245. Is the Grass Greener? The joy of making wooden saw horses

Sunday 12 November 2023

It’s -2°C and there is a beautiful frost, tufts of mist and sunshine. Yes, really, tufts of mist. Pretty much my optimum weather, though indoors being significantly warmer would be a massive bonus. However, I am wearing ankle-high sheepskin boots, a selection of layers and my latest strokeable, warm, furry, fleecy, high-necked zip-up top. And I have tea. All is good.

My friend Becky stayed from Thursday night and will be heading home after breakfast this morning. The main purpose of her visit was to help me progress my cabin. We have not done anything on the cabin, but we have assembled a mitre saw, a work bench and a circular saw. And, most impressive of all, we have made two saw horses. I don’t think we could have been more pleased with ourselves than we were with our pair of saw horses. They are quite simply superb.

On Friday, we were supposed to assemble the mitre saw but it was such beautiful weather that we went for a walk and just kept on walking and even sat for a while in the midst of Sitka spruce, enjoying the quiet and being surrounded by trees. It was a memorable few hours, walking, talking, sitting in silence and admiring fungi and – I know, this sounds a bit much, but, honestly, also enjoying nature. After our walk, we went back home for lunch before carrying on with the plan, to go to DIY stores and the supermarket. We drove home in darkness and saw an owl flying past, having already seen a deer running across the road ahead of us. Lovely day, very much a day of appreciating Scottish Borders.

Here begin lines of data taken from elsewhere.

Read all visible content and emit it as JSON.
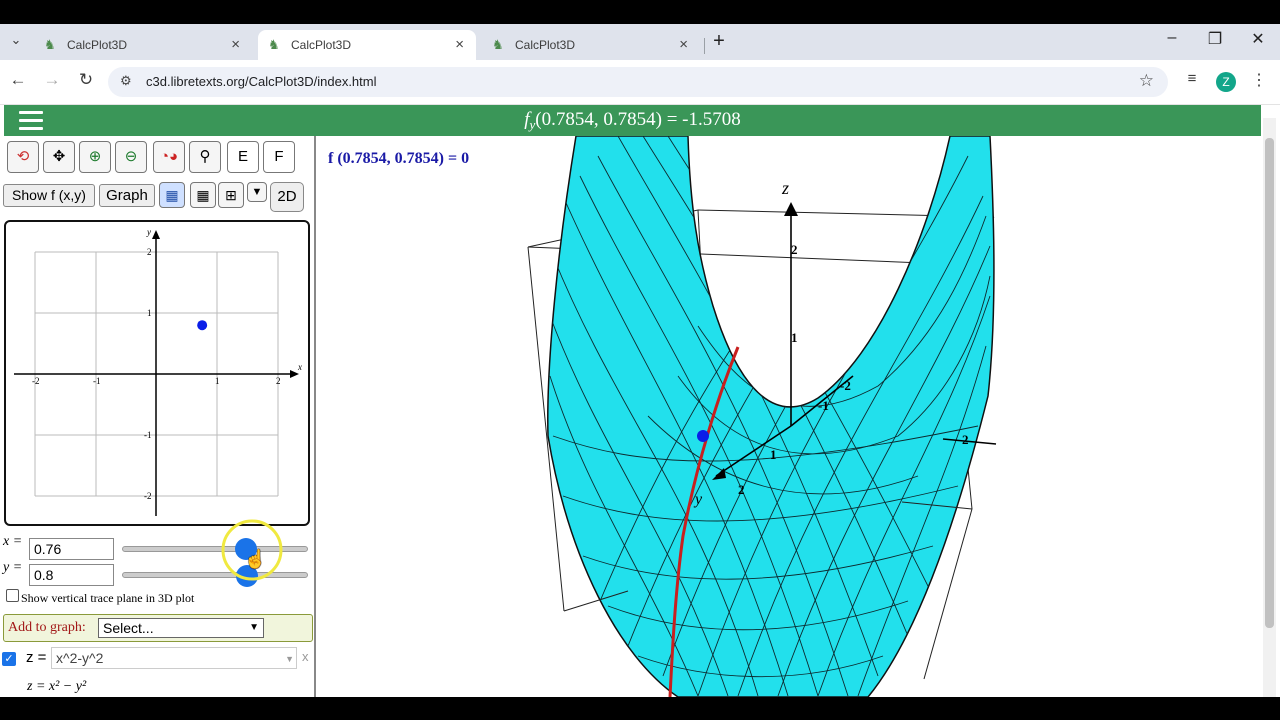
{
  "browser": {
    "tabs": [
      {
        "title": "CalcPlot3D",
        "active": false
      },
      {
        "title": "CalcPlot3D",
        "active": true
      },
      {
        "title": "CalcPlot3D",
        "active": false
      }
    ],
    "new_tab": "+",
    "close_tab": "×",
    "window_controls": {
      "minimize": "–",
      "restore": "❐",
      "close": "✕"
    },
    "url": "c3d.libretexts.org/CalcPlot3D/index.html",
    "avatar_letter": "Z"
  },
  "app": {
    "header_title_prefix": "f",
    "header_title_sub": "y",
    "header_title_value": "(0.7854, 0.7854) = -1.5708",
    "tool_buttons": {
      "e": "E",
      "f": "F"
    },
    "show_fxy_button": "Show f (x,y)",
    "graph_button": "Graph",
    "mode_button": "2D",
    "grid2d": {
      "x_ticks": [
        "-2",
        "-1",
        "1",
        "2"
      ],
      "y_ticks": [
        "2",
        "1",
        "-1",
        "-2"
      ],
      "x_axis_label": "x",
      "y_axis_label": "y",
      "point": {
        "x": 0.76,
        "y": 0.8
      }
    },
    "x_label": "x =",
    "x_value": "0.76",
    "y_label": "y =",
    "y_value": "0.8",
    "x_slider_fraction": 0.76,
    "trace_checkbox_label": "Show vertical trace plane in 3D plot",
    "add_to_graph_label": "Add to graph:",
    "add_to_graph_select": "Select...",
    "surface_label": "z =",
    "surface_input": "x^2-y^2",
    "surface_remove": "x",
    "surface_formula": "z = x² − y²",
    "plot_readout": "f (0.7854, 0.7854) = 0",
    "axis3d": {
      "z_label": "z",
      "z_ticks": [
        "2",
        "1"
      ],
      "y_label": "y",
      "y_ticks": [
        "1",
        "2"
      ],
      "x_ticks": [
        "-1",
        "-2"
      ],
      "right_tick": "2"
    }
  },
  "colors": {
    "header_green": "#3a9658",
    "surface_cyan": "#22e0ec",
    "trace_red": "#c8201f",
    "point_blue": "#0a1ee8",
    "readout_blue": "#1a1aa6",
    "add_row_bg": "#f1f5dc"
  }
}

Yesterday, Becky and I assembled the mitre saw, not without issues, and were poised to affix the saw to the special bench I’d bought for it, but it turned out the largely-universal work bench and the mitre saw I bought are not compatible. We were utterly crushed. The timber had arrived that morning, it was a beautiful sunny day and we were looking forward to starting on the structure of the cabin base. Scuppered. Instead, we used the circular hand saw and made the two saw horses that we’d intended to be our practice pieces for the cabin. I know I said earlier how pleased with ourselves we were, but I can’t fully convey how giddy and triumphant we were about making them. They’re great. I don’t know that I expected the whole process to be as much fun and as rewarding as it was, and all the better for sharing the experience with a good friend.

Becky is probably in the Lake District by now. We both drove to Samye Ling Tibetan temple and had a quick walk. She then dropped me further down the road so I could have a walk back to my car via The Hub in Eskdalemuir (for cake to bring home). There was a heavy frost last night. Becky and I had walked around the garden in the frost before breakfast and everywhere looked magical, the frost and the sun and slivers of mist. I walked up a hillside and around some prehistoric remains, as you do. I stood on top of a mound with some of the rock formations from the remains and looked at the most stunning 360-degree vista. Everything felt all right with the world for quite some minutes. I can’t get over how beautiful it is around here, especially with sunshine and frost.

The weather forecast for next week consists of more rain and wind than I’d like to see. It has clouded over now but I’m thinking I could fit in an hour of cutting back a few plants while it’s still dry and reasonably pleasant outdoors.